The last frontier
8 day itinerary
Blanketed with ice and largely unspoiled, the pristine land of Antarctica offers some of the most awe-inspiring sights in the world. Discovering the region by yacht, gliding past icebergs and cruising to islands populated with penguins, is a truly unique holiday experience.
King George Island
The adventure begins
Arrive via Punta Arenas and join your yacht in King George Island, Maxwell Bay. This island is known as Antarctica’s unofficial capital, with eight national winter stations. Also the largest island of the South Shetlands, King George Island also boasts the St Trinity, the first Orthodox church in Antarctica, located at Russia’s Bellinghausen station in Maxwell Bay. Settle into your surroundings as the vessel prepares to depart, sailing through Bransfield Strait to the first stop.
The active volcanic Deception Island is unmissable. A narrow channel in the volcano’s walls, known as Neptune’s Bellows, allows entry into Whalers Bay in the caldera. See the sulphurous steam rising off the beach. Dig your feet into the black sand to feel the heat from the subterranean volcanic vents. Visit the ruins of a whaling station dating from 1906. Swim in the thermally heated waters of Pendulum Cove watched by thousands of chinstrap penguins on the surrounding hills.
Penguins & post
Wake up in Port Lockroy – an impressive harbour, ringed by high cliffs. Part of British Antarctica, it is a designated historic site. Visit Base A, now a museum, and the only post office on the Antarctic Peninsula. See the Gentoo penguin rookery at Jougla Point. Spot nesting blue-eyed shags and see remnants of past whaling activities - a reconstructed composite whale skeleton on the shore. Possibility of visiting Palmer Station, an American modern research post in the Antarctic.

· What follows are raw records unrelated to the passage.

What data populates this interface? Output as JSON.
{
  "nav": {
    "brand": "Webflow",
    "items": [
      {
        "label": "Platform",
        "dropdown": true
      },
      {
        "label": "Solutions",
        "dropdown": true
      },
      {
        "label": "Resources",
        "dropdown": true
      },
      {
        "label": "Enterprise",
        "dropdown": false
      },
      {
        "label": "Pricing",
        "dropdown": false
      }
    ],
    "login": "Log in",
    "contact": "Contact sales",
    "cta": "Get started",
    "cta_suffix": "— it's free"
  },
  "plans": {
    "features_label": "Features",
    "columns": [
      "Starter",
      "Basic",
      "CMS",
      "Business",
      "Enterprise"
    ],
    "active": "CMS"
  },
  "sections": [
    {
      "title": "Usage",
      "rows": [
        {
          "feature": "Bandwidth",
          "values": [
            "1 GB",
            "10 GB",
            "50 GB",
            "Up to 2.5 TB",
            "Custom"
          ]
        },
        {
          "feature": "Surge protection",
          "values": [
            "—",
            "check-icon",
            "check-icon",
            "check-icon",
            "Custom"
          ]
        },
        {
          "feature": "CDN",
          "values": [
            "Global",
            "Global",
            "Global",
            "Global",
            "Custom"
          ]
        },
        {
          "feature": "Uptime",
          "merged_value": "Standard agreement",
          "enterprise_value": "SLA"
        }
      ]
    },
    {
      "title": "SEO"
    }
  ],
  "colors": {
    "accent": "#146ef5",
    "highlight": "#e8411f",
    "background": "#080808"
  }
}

Have cameras ready as you pass through Lemaire Channel, so photogenic that its nickname is “Kodak Gap”. Arrive at Paradise Harbour and pass beneath multi-coloured cliffs – the emerald green of moss, blue-green from copper deposits and the oranges and yellows of lichens. Spot blue-eyed shags nesting in those cliffs. Go ashore and wander amongst the Gentoo penguins. Look out for humpback whales and seals. Photograph the majestic icebergs of Paradise Bay and the mountains reflected in the water.
Set your first foot on the continental mainland of Antarctica at Neko Harbour. Neko was named after a Scottish whaling ship. Venture up the snow covered hills. Capture dramatic video footage of great chunks of ice breaking off the glacier – known as calving – and forming icebergs. Take the kayaks to slide between the ice. Get up close to a glacier in the tender.
Hannah Point is on Livingston Island. Watch the wildlife spectacular flying, waddling, swimming or sitting all around you. 1500 pairs of Gentoos and 1000 pairs of chinstrap penguins call this home. See also a colony of giant petrel, kelp gulls and cormorants. Climb up the hill above Hannah point beach and look down at Elephant seals and Fur seals basking on a sheltered beach on the other side of the point.
Penguins at play
Tiny Penguin Island is just off King George Island. Observe Chinstrap and Adélie penguins here. You will also find blue-eyed shags and southern giant petrels here. Climb Penguin Island’s highest point, the 170m Deacon Peak to the extensive crater at the summit with a meltwater lake in a former volcanic crater. Turret point is a group of prominent high rock stacks above the beach, a nesting area for Antarctic terns.
Arrive back in Maxwell Bay, King George Island, for a final farewell to Antarctica before joining your transportation to Punta Arenas and beyond.